Intel has announced intentions to launch solid state drives based on its 3D NAND technology sometime during the second half of next year. Developed in cooperation with flash memory specialist Micron, the tech stacks 32 planar layers which delivers 256Gb (32GB) of storage in a single MLC die. Pushing it even further, the 3D NAND can be packed with three bits per cell to end up with 385Gb (48GB) per die. Senior vice president and general manager of the non-volatile memory group at Intel, Rob Crooke, said the technology will enable 10TB solid state drives within the next couple of years.
Intel plans to ship 3D NAND flash chips next year that will allow it to cram more bits into solid-state storage. Its 3D NAND will have twice the density of competing products on the market now, Intel claims. Samsung, a key rival, is already on its second generation of SSDs built with 3D technology. 3D NAND has multiple layers of transistors stacked on top of each other in a cube. Intel’s chips will have 32 layers. Samsung is shipping SSDs made with 32-layer flash, but Intel says its products will hold twice as many bits: 256 billion bits on a single die using MLC (multilevel cell), the most common form of flash. Flash storage is much faster and more power-efficient than spinning disks but remains more expensive to manufacture.
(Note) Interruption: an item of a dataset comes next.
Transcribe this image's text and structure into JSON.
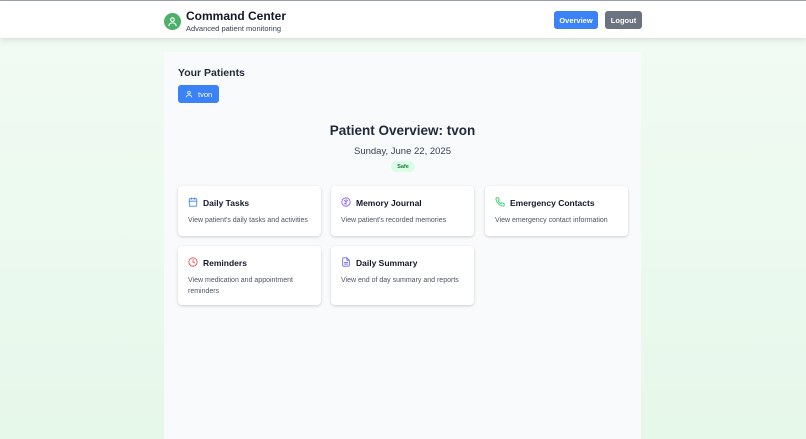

By doubling the capacity of a single die, Intel thinks it can achieve a breakthrough in the cost of flash so it can go into a wider range of systems. Products that already use flash will be able to have more storage for a given price.